Which lines of the entries below hold the word "values"? Report each of them.

[Records from a collection]
=== Begin Enclosure ===

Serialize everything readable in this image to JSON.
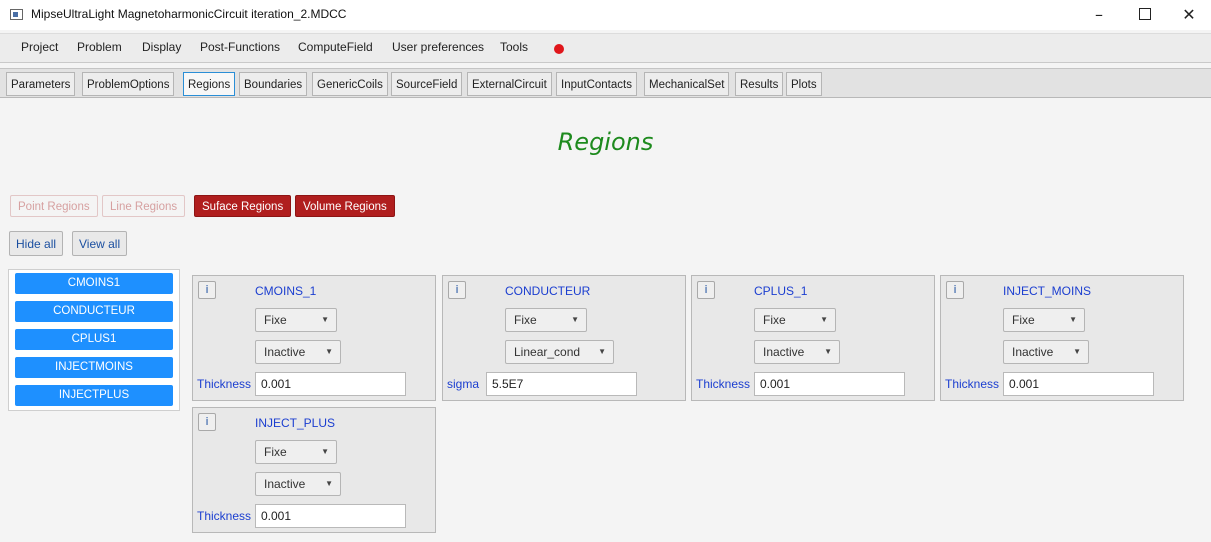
{
  "window": {
    "title": "MipseUltraLight MagnetoharmonicCircuit iteration_2.MDCC",
    "minimize": "–",
    "close": "✕"
  },
  "menu": [
    "Project",
    "Problem",
    "Display",
    "Post-Functions",
    "ComputeField",
    "User preferences",
    "Tools"
  ],
  "tabs": [
    "Parameters",
    "ProblemOptions",
    "Regions",
    "Boundaries",
    "GenericCoils",
    "SourceField",
    "ExternalCircuit",
    "InputContacts",
    "MechanicalSet",
    "Results",
    "Plots"
  ],
  "active_tab": "Regions",
  "page_title": "Regions",
  "region_type_buttons": [
    "Point Regions",
    "Line Regions",
    "Suface Regions",
    "Volume Regions"
  ],
  "visibility_buttons": [
    "Hide all",
    "View all"
  ],
  "region_list": [
    "CMOINS1",
    "CONDUCTEUR",
    "CPLUS1",
    "INJECTMOINS",
    "INJECTPLUS"
  ],
  "cards": [
    {
      "info": "i",
      "name": "CMOINS_1",
      "select1": "Fixe",
      "select2": "Inactive",
      "field_label": "Thickness",
      "field_value": "0.001"
    },
    {
      "info": "i",
      "name": "CONDUCTEUR",
      "select1": "Fixe",
      "select2": "Linear_cond",
      "field_label": "sigma",
      "field_value": "5.5E7"
    },
    {
      "info": "i",
      "name": "CPLUS_1",
      "select1": "Fixe",
      "select2": "Inactive",
      "field_label": "Thickness",
      "field_value": "0.001"
    },
    {
      "info": "i",
      "name": "INJECT_MOINS",
      "select1": "Fixe",
      "select2": "Inactive",
      "field_label": "Thickness",
      "field_value": "0.001"
    },
    {
      "info": "i",
      "name": "INJECT_PLUS",
      "select1": "Fixe",
      "select2": "Inactive",
      "field_label": "Thickness",
      "field_value": "0.001"
    }
  ],
  "colors": {
    "accent_blue": "#1e90ff",
    "region_red": "#b01e1e",
    "title_green": "#1d8a1d",
    "record_red": "#e0161b"
  }
}
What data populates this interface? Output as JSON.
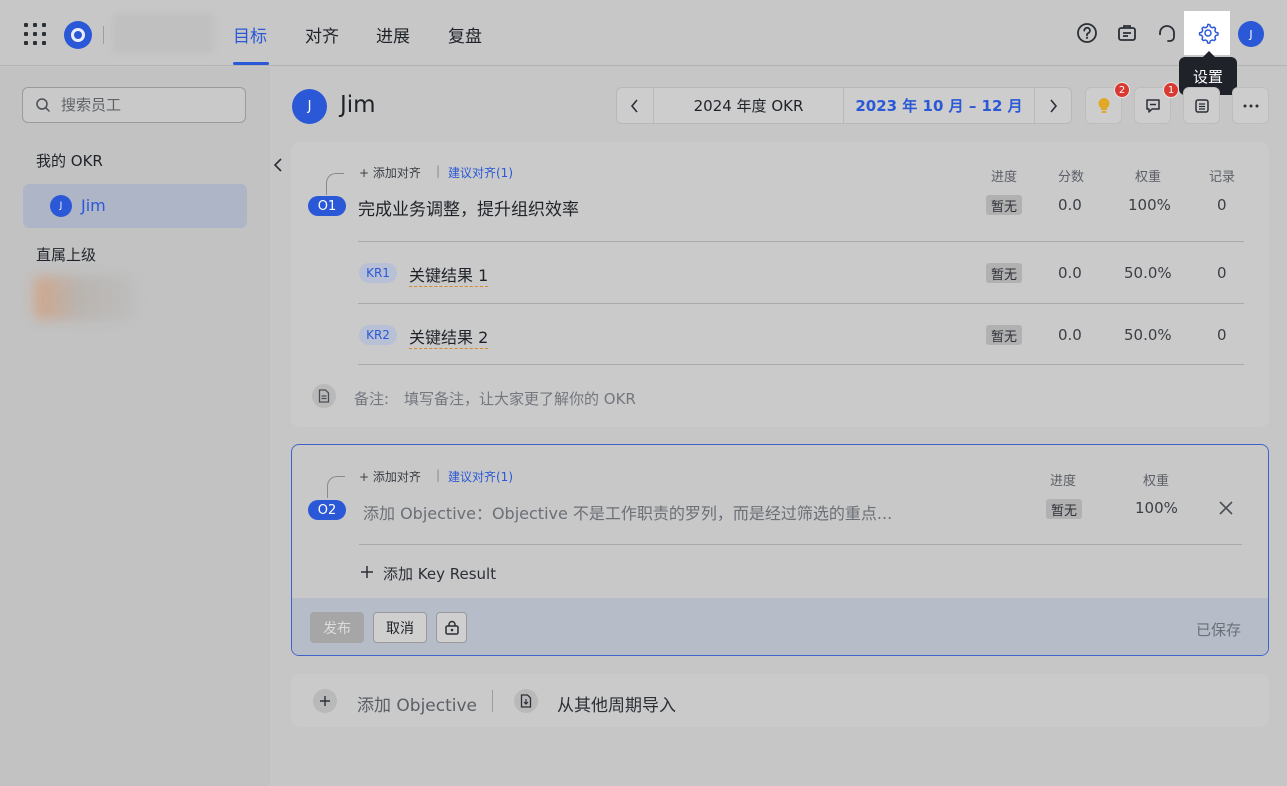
{
  "topbar": {
    "nav_tabs": [
      {
        "label": "目标",
        "active": true
      },
      {
        "label": "对齐",
        "active": false
      },
      {
        "label": "进展",
        "active": false
      },
      {
        "label": "复盘",
        "active": false
      }
    ],
    "user_initial": "J",
    "settings_tooltip": "设置"
  },
  "sidebar": {
    "search_placeholder": "搜索员工",
    "my_okr_label": "我的 OKR",
    "my_user": {
      "initial": "J",
      "name": "Jim"
    },
    "superior_label": "直属上级"
  },
  "header": {
    "user_initial": "J",
    "user_name": "Jim",
    "year_label": "2024 年度 OKR",
    "quarter_label": "2023 年 10 月 – 12 月",
    "badges": {
      "ideas": "2",
      "comments": "1"
    }
  },
  "objective1": {
    "add_align": "+ 添加对齐",
    "suggest_align": "建议对齐(1)",
    "pill": "O1",
    "title": "完成业务调整，提升组织效率",
    "columns": {
      "progress": "进度",
      "score": "分数",
      "weight": "权重",
      "records": "记录"
    },
    "progress": "暂无",
    "score": "0.0",
    "weight": "100%",
    "records": "0",
    "key_results": [
      {
        "pill": "KR1",
        "title": "关键结果 1",
        "progress": "暂无",
        "score": "0.0",
        "weight": "50.0%",
        "records": "0"
      },
      {
        "pill": "KR2",
        "title": "关键结果 2",
        "progress": "暂无",
        "score": "0.0",
        "weight": "50.0%",
        "records": "0"
      }
    ],
    "note_label": "备注:",
    "note_placeholder": "填写备注，让大家更了解你的 OKR"
  },
  "objective2": {
    "add_align": "+ 添加对齐",
    "suggest_align": "建议对齐(1)",
    "pill": "O2",
    "placeholder": "添加 Objective：Objective 不是工作职责的罗列，而是经过筛选的重点...",
    "columns": {
      "progress": "进度",
      "weight": "权重"
    },
    "progress": "暂无",
    "weight": "100%",
    "add_kr": "添加 Key Result",
    "publish": "发布",
    "cancel": "取消",
    "saved": "已保存"
  },
  "bottom": {
    "add_objective": "添加 Objective",
    "import": "从其他周期导入"
  },
  "colors": {
    "accent": "#2a58d6",
    "badge": "#d83931"
  }
}
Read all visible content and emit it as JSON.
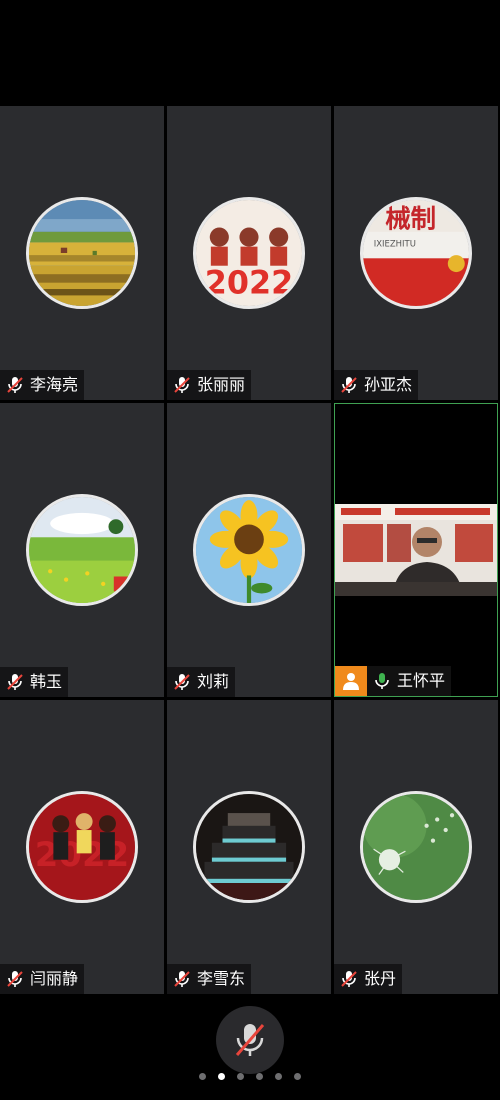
{
  "participants": [
    {
      "name": "李海亮",
      "muted": true,
      "avatar": "field-painting"
    },
    {
      "name": "张丽丽",
      "muted": true,
      "avatar": "2022-cartoon"
    },
    {
      "name": "孙亚杰",
      "muted": true,
      "avatar": "banner-photo"
    },
    {
      "name": "韩玉",
      "muted": true,
      "avatar": "flower-meadow"
    },
    {
      "name": "刘莉",
      "muted": true,
      "avatar": "sunflower"
    },
    {
      "name": "王怀平",
      "muted": false,
      "video": true,
      "speaking": true
    },
    {
      "name": "闫丽静",
      "muted": true,
      "avatar": "2022-cartoon-red"
    },
    {
      "name": "李雪东",
      "muted": true,
      "avatar": "birthday-cake"
    },
    {
      "name": "张丹",
      "muted": true,
      "avatar": "dandelion"
    }
  ],
  "avatar_texts": {
    "zhang_lili": "2022",
    "sun_yajie_banner": "械制",
    "sun_yajie_sub": "IXIEZHITU",
    "yan_lijing": "2022"
  },
  "controls": {
    "mute_icon": "mic-muted-icon",
    "pages": 6,
    "current_page": 2
  },
  "colors": {
    "tile_bg": "#2b2c2f",
    "active_border": "#3fa152",
    "user_badge": "#f08a1c",
    "mute_slash": "#e8453c"
  }
}
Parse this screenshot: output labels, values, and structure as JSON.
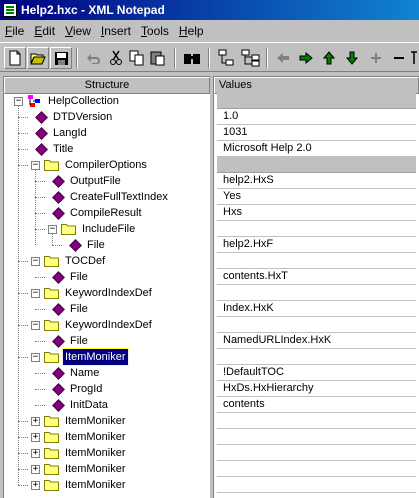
{
  "window": {
    "title": "Help2.hxc - XML Notepad"
  },
  "menu": [
    {
      "label": "File",
      "u": "F",
      "rest": "ile"
    },
    {
      "label": "Edit",
      "u": "E",
      "rest": "dit"
    },
    {
      "label": "View",
      "u": "V",
      "rest": "iew"
    },
    {
      "label": "Insert",
      "u": "I",
      "rest": "nsert"
    },
    {
      "label": "Tools",
      "u": "T",
      "rest": "ools"
    },
    {
      "label": "Help",
      "u": "H",
      "rest": "elp"
    }
  ],
  "columns": {
    "structure": "Structure",
    "values": "Values"
  },
  "tree": [
    {
      "label": "HelpCollection",
      "kind": "root",
      "depth": 0,
      "expanded": true,
      "value": null
    },
    {
      "label": "DTDVersion",
      "kind": "attr",
      "depth": 1,
      "value": "1.0"
    },
    {
      "label": "LangId",
      "kind": "attr",
      "depth": 1,
      "value": "1031"
    },
    {
      "label": "Title",
      "kind": "attr",
      "depth": 1,
      "value": "Microsoft Help 2.0"
    },
    {
      "label": "CompilerOptions",
      "kind": "folder",
      "depth": 1,
      "expanded": true,
      "value": null
    },
    {
      "label": "OutputFile",
      "kind": "attr",
      "depth": 2,
      "value": "help2.HxS"
    },
    {
      "label": "CreateFullTextIndex",
      "kind": "attr",
      "depth": 2,
      "value": "Yes"
    },
    {
      "label": "CompileResult",
      "kind": "attr",
      "depth": 2,
      "value": "Hxs"
    },
    {
      "label": "IncludeFile",
      "kind": "folder",
      "depth": 2,
      "expanded": true,
      "value": ""
    },
    {
      "label": "File",
      "kind": "attr",
      "depth": 3,
      "value": "help2.HxF"
    },
    {
      "label": "TOCDef",
      "kind": "folder",
      "depth": 1,
      "expanded": true,
      "value": ""
    },
    {
      "label": "File",
      "kind": "attr",
      "depth": 2,
      "value": "contents.HxT"
    },
    {
      "label": "KeywordIndexDef",
      "kind": "folder",
      "depth": 1,
      "expanded": true,
      "value": ""
    },
    {
      "label": "File",
      "kind": "attr",
      "depth": 2,
      "value": "Index.HxK"
    },
    {
      "label": "KeywordIndexDef",
      "kind": "folder",
      "depth": 1,
      "expanded": true,
      "value": ""
    },
    {
      "label": "File",
      "kind": "attr",
      "depth": 2,
      "value": "NamedURLIndex.HxK"
    },
    {
      "label": "ItemMoniker",
      "kind": "folder",
      "depth": 1,
      "expanded": true,
      "selected": true,
      "value": ""
    },
    {
      "label": "Name",
      "kind": "attr",
      "depth": 2,
      "value": "!DefaultTOC"
    },
    {
      "label": "ProgId",
      "kind": "attr",
      "depth": 2,
      "value": "HxDs.HxHierarchy"
    },
    {
      "label": "InitData",
      "kind": "attr",
      "depth": 2,
      "value": "contents"
    },
    {
      "label": "ItemMoniker",
      "kind": "folder",
      "depth": 1,
      "expanded": false,
      "value": ""
    },
    {
      "label": "ItemMoniker",
      "kind": "folder",
      "depth": 1,
      "expanded": false,
      "value": ""
    },
    {
      "label": "ItemMoniker",
      "kind": "folder",
      "depth": 1,
      "expanded": false,
      "value": ""
    },
    {
      "label": "ItemMoniker",
      "kind": "folder",
      "depth": 1,
      "expanded": false,
      "value": ""
    },
    {
      "label": "ItemMoniker",
      "kind": "folder",
      "depth": 1,
      "expanded": false,
      "value": ""
    }
  ],
  "toolbar_icons": [
    "new-icon",
    "open-icon",
    "save-icon",
    "undo-icon",
    "cut-icon",
    "copy-icon",
    "paste-icon",
    "find-icon",
    "insert-node-icon",
    "insert-child-icon",
    "back-icon",
    "forward-icon",
    "up-icon",
    "down-icon",
    "add-icon",
    "remove-icon",
    "more-icon"
  ],
  "colors": {
    "titlebar": "#000080",
    "selection": "#000080",
    "diamond": "#800080",
    "folder": "#ffff80"
  }
}
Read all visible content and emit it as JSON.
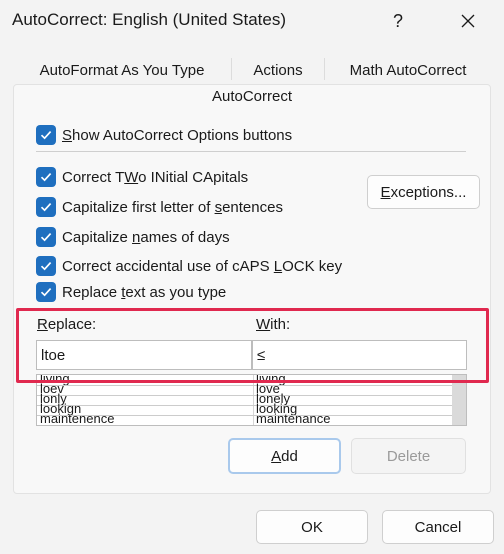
{
  "window": {
    "title": "AutoCorrect: English (United States)",
    "help_glyph": "?",
    "close_icon": "close-icon"
  },
  "tabs": [
    {
      "label": "AutoFormat As You Type"
    },
    {
      "label": "Actions"
    },
    {
      "label": "Math AutoCorrect"
    }
  ],
  "active_tab": {
    "label": "AutoCorrect"
  },
  "options": [
    {
      "pre": "",
      "u": "S",
      "post": "how AutoCorrect Options buttons",
      "checked": true
    },
    {
      "pre": "Correct T",
      "u": "W",
      "post": "o INitial CApitals",
      "checked": true
    },
    {
      "pre": "Capitalize first letter of ",
      "u": "s",
      "post": "entences",
      "checked": true
    },
    {
      "pre": "Capitalize ",
      "u": "n",
      "post": "ames of days",
      "checked": true
    },
    {
      "pre": "Correct accidental use of cAPS ",
      "u": "L",
      "post": "OCK key",
      "checked": true
    },
    {
      "pre": "Replace ",
      "u": "t",
      "post": "ext as you type",
      "checked": true
    }
  ],
  "exceptions_button": {
    "pre": "",
    "u": "E",
    "post": "xceptions..."
  },
  "replace": {
    "label_u": "R",
    "label_post": "eplace:",
    "value": "ltoe"
  },
  "with": {
    "label_u": "W",
    "label_post": "ith:",
    "value": "≤"
  },
  "entries": [
    {
      "replace": "living",
      "with": "living"
    },
    {
      "replace": "loev",
      "with": "love"
    },
    {
      "replace": "lonly",
      "with": "lonely"
    },
    {
      "replace": "lookign",
      "with": "looking"
    },
    {
      "replace": "maintenence",
      "with": "maintenance"
    }
  ],
  "add_button": {
    "u": "A",
    "post": "dd"
  },
  "delete_button": {
    "label": "Delete"
  },
  "ok_button": {
    "label": "OK"
  },
  "cancel_button": {
    "label": "Cancel"
  },
  "colors": {
    "checkbox": "#1f6fbf",
    "highlight": "#e0294f"
  }
}
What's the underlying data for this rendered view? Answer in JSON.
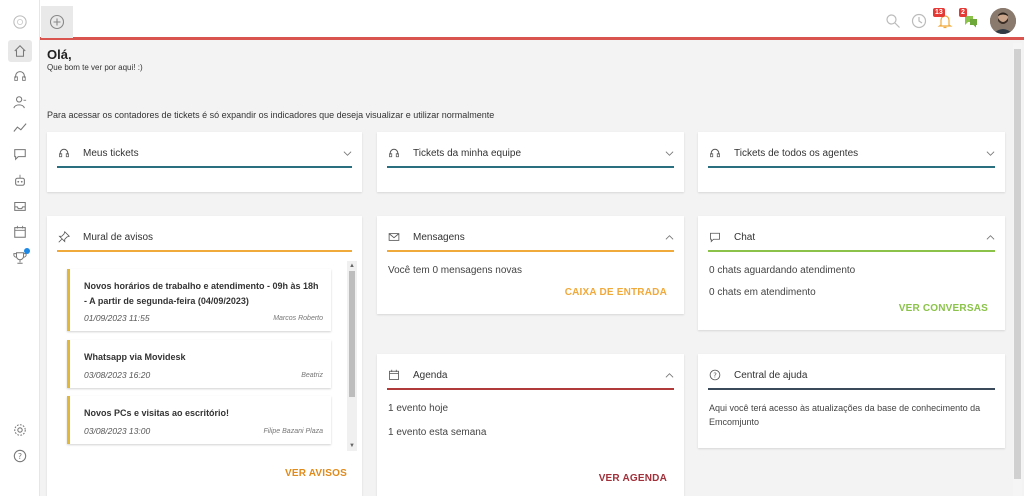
{
  "colors": {
    "topbar_accent": "#d9534f",
    "teal": "#2a6f7f",
    "orange": "#f0a93b",
    "green": "#8bc34a",
    "red_line": "#b03a3a",
    "dark_line": "#3a4a5a",
    "ver_avisos": "#e08a1a",
    "caixa": "#f0a93b",
    "ver_conversas": "#8bc34a",
    "ver_agenda": "#a0303a"
  },
  "topbar": {
    "notif_count": "13",
    "chat_count": "2"
  },
  "greeting": {
    "title": "Olá,",
    "subtitle": "Que bom te ver por aqui! :)"
  },
  "hint": "Para acessar os contadores de tickets é só expandir os indicadores que deseja visualizar e utilizar normalmente",
  "tickets": [
    {
      "title": "Meus tickets"
    },
    {
      "title": "Tickets da minha equipe"
    },
    {
      "title": "Tickets de todos os agentes"
    }
  ],
  "mural": {
    "title": "Mural de avisos",
    "action": "VER AVISOS",
    "notices": [
      {
        "title": "Novos horários de trabalho e atendimento - 09h às 18h - A partir de segunda-feira (04/09/2023)",
        "date": "01/09/2023 11:55",
        "author": "Marcos Roberto"
      },
      {
        "title": "Whatsapp via Movidesk",
        "date": "03/08/2023 16:20",
        "author": "Beatriz"
      },
      {
        "title": "Novos PCs e visitas ao escritório!",
        "date": "03/08/2023 13:00",
        "author": "Filipe Bazani Plaza"
      }
    ]
  },
  "mensagens": {
    "title": "Mensagens",
    "text": "Você tem 0 mensagens novas",
    "action": "CAIXA DE ENTRADA"
  },
  "chat": {
    "title": "Chat",
    "waiting": "0 chats aguardando atendimento",
    "ongoing": "0 chats em atendimento",
    "action": "VER CONVERSAS"
  },
  "agenda": {
    "title": "Agenda",
    "today": "1 evento hoje",
    "week": "1 evento esta semana",
    "action": "VER AGENDA"
  },
  "ajuda": {
    "title": "Central de ajuda",
    "text": "Aqui você terá acesso às atualizações da base de conhecimento da Emcomjunto"
  }
}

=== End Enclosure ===

§ Solved exercise:
Parse this screenshot: output labels, values, and structure as JSON.
    "values": "Values"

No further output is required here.